→ ASSIGNMENT: What is needed is an exact copy of all the records below.
==== PROVIDED RECORDS
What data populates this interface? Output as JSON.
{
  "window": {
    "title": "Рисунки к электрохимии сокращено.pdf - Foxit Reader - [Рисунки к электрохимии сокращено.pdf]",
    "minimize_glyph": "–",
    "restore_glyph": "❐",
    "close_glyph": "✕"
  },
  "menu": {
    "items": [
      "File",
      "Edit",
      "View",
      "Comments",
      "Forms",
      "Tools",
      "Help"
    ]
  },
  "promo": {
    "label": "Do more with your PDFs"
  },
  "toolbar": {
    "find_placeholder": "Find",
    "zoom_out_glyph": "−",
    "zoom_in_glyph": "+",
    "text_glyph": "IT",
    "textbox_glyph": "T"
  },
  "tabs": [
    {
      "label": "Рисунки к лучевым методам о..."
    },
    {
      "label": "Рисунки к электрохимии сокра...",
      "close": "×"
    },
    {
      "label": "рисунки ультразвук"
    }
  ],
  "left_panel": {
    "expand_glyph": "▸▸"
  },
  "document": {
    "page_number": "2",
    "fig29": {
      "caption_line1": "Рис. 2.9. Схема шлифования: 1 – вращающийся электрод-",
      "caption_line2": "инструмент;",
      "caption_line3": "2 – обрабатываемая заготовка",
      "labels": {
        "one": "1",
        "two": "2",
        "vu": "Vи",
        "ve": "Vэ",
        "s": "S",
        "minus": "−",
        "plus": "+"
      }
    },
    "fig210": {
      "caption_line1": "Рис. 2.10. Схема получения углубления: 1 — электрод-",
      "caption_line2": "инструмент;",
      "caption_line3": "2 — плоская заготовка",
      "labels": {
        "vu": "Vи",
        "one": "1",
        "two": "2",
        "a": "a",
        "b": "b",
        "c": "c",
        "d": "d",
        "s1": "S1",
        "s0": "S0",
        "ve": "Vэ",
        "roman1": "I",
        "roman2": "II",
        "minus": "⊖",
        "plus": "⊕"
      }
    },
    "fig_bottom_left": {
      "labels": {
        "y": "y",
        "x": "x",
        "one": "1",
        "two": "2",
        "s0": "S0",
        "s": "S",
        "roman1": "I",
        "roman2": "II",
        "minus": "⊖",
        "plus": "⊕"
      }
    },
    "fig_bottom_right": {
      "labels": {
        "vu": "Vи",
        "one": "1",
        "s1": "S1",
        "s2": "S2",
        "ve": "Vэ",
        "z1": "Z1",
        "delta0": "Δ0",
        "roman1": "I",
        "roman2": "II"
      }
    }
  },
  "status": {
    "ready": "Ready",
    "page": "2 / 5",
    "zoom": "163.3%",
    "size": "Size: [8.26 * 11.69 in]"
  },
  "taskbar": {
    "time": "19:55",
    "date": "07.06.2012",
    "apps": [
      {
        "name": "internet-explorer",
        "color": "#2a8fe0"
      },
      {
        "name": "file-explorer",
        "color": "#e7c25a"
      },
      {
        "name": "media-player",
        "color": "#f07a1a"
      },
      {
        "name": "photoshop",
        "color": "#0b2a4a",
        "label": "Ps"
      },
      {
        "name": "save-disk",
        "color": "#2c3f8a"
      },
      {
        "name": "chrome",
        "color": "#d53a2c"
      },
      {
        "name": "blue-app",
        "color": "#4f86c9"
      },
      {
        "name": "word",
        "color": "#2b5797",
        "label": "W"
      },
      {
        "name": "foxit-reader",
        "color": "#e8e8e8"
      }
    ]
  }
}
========
→ WRITTEN SOLUTION:
What data populates this interface? Output as JSON.
{
  "window": {
    "title": "Рисунки к электрохимии сокращено.pdf - Foxit Reader - [Рисунки к электрохимии сокращено.pdf]",
    "minimize_glyph": "–",
    "restore_glyph": "❐",
    "close_glyph": "✕"
  },
  "menu": {
    "items": [
      "File",
      "Edit",
      "View",
      "Comments",
      "Forms",
      "Tools",
      "Help"
    ]
  },
  "promo": {
    "label": "Do more with your PDFs"
  },
  "toolbar": {
    "find_placeholder": "Find",
    "zoom_out_glyph": "−",
    "zoom_in_glyph": "+",
    "text_glyph": "IT",
    "textbox_glyph": "T"
  },
  "tabs": [
    {
      "label": "Рисунки к лучевым методам о..."
    },
    {
      "label": "Рисунки к электрохимии сокра...",
      "close": "×"
    },
    {
      "label": "рисунки ультразвук"
    }
  ],
  "left_panel": {
    "expand_glyph": "▸▸"
  },
  "document": {
    "page_number": "2",
    "fig29": {
      "caption_line1": "Рис. 2.9. Схема шлифования: 1 – вращающийся электрод-",
      "caption_line2": "инструмент;",
      "caption_line3": "2 – обрабатываемая заготовка",
      "labels": {
        "one": "1",
        "two": "2",
        "vu": "Vи",
        "ve": "Vэ",
        "s": "S",
        "minus": "−",
        "plus": "+"
      }
    },
    "fig210": {
      "caption_line1": "Рис. 2.10. Схема получения углубления: 1 — электрод-",
      "caption_line2": "инструмент;",
      "caption_line3": "2 — плоская заготовка",
      "labels": {
        "vu": "Vи",
        "one": "1",
        "two": "2",
        "a": "a",
        "b": "b",
        "c": "c",
        "d": "d",
        "s1": "S1",
        "s0": "S0",
        "ve": "Vэ",
        "roman1": "I",
        "roman2": "II",
        "minus": "⊖",
        "plus": "⊕"
      }
    },
    "fig_bottom_left": {
      "labels": {
        "y": "y",
        "x": "x",
        "one": "1",
        "two": "2",
        "s0": "S0",
        "s": "S",
        "roman1": "I",
        "roman2": "II",
        "minus": "⊖",
        "plus": "⊕"
      }
    },
    "fig_bottom_right": {
      "labels": {
        "vu": "Vи",
        "one": "1",
        "s1": "S1",
        "s2": "S2",
        "ve": "Vэ",
        "z1": "Z1",
        "delta0": "Δ0",
        "roman1": "I",
        "roman2": "II"
      }
    }
  },
  "status": {
    "ready": "Ready",
    "page": "2 / 5",
    "zoom": "163.3%",
    "size": "Size: [8.26 * 11.69 in]"
  },
  "taskbar": {
    "time": "19:55",
    "date": "07.06.2012",
    "apps": [
      {
        "name": "internet-explorer",
        "color": "#2a8fe0"
      },
      {
        "name": "file-explorer",
        "color": "#e7c25a"
      },
      {
        "name": "media-player",
        "color": "#f07a1a"
      },
      {
        "name": "photoshop",
        "color": "#0b2a4a",
        "label": "Ps"
      },
      {
        "name": "save-disk",
        "color": "#2c3f8a"
      },
      {
        "name": "chrome",
        "color": "#d53a2c"
      },
      {
        "name": "blue-app",
        "color": "#4f86c9"
      },
      {
        "name": "word",
        "color": "#2b5797",
        "label": "W"
      },
      {
        "name": "foxit-reader",
        "color": "#e8e8e8"
      }
    ]
  }
}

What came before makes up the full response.